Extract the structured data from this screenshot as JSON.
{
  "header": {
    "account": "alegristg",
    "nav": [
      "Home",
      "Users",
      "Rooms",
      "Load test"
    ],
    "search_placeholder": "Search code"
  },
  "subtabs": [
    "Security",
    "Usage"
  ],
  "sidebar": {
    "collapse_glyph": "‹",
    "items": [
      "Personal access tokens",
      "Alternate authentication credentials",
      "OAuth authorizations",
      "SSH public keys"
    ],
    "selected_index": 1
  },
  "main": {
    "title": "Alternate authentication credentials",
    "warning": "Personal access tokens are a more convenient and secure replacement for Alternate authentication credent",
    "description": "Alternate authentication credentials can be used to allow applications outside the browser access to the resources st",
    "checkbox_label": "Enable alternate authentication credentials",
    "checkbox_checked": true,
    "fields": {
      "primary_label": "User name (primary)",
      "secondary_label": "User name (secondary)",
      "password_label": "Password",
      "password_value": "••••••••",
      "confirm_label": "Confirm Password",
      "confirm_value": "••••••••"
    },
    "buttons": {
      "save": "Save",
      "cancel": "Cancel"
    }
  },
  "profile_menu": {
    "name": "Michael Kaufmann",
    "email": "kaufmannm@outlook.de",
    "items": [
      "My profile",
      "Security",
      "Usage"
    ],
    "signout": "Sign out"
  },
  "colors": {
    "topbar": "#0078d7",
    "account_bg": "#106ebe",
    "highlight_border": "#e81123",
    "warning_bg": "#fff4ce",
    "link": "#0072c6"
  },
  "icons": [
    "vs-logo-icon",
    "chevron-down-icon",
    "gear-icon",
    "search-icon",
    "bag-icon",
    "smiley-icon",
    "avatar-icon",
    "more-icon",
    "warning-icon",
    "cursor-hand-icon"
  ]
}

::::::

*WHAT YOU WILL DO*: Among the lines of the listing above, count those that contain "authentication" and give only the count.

*EXPECTED ANSWER*: 5